WHAT YOU NEED TO DO: Could you find every line in the entries below that holds the word "content" and copy it?

Element data from apps and pages:
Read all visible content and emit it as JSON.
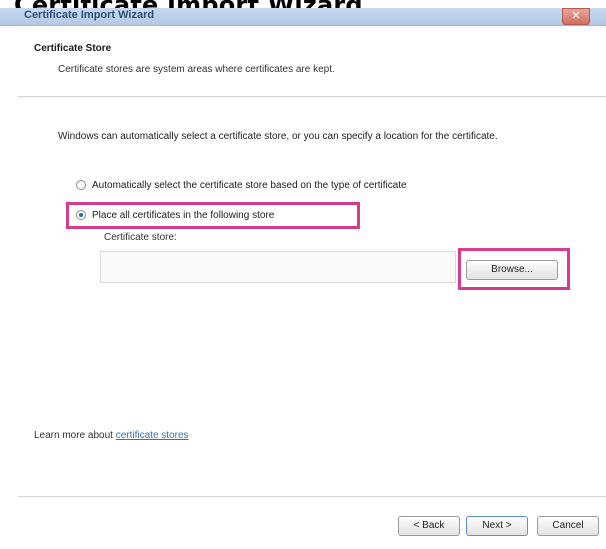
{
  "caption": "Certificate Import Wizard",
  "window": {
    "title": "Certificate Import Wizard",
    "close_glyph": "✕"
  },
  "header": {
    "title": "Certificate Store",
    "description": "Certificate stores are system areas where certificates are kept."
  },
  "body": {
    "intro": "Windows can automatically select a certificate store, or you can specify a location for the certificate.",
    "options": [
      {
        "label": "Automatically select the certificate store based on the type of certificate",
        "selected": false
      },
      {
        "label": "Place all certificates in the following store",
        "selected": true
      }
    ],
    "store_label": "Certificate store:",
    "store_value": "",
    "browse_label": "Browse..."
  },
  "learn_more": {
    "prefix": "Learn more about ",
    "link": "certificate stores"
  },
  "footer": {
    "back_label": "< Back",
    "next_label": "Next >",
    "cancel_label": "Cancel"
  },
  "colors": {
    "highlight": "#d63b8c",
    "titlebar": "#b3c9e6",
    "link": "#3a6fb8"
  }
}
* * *
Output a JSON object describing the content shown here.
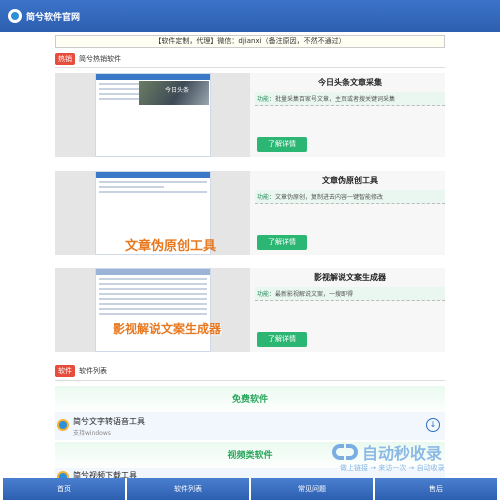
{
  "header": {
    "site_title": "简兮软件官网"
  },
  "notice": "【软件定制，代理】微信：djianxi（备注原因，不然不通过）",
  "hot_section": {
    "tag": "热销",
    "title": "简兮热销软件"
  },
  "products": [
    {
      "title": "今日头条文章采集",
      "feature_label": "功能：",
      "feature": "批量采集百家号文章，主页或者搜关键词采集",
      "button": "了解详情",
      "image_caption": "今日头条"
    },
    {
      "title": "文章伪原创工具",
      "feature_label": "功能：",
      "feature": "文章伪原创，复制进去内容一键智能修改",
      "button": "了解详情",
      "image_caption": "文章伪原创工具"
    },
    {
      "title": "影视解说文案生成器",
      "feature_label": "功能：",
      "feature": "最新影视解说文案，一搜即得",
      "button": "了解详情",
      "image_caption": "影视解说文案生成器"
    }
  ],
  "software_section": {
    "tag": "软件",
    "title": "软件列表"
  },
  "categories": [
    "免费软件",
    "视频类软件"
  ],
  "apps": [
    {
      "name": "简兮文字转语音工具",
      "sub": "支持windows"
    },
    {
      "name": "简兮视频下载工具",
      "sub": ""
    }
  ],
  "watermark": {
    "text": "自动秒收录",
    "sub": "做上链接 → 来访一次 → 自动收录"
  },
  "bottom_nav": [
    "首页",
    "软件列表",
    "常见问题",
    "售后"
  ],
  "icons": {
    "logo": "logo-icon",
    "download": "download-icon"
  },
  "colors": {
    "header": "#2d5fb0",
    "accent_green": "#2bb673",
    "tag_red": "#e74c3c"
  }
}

RESPONSE TO THE TASK:
Read all visible content and emit it as JSON.
Output a JSON object describing the content shown here.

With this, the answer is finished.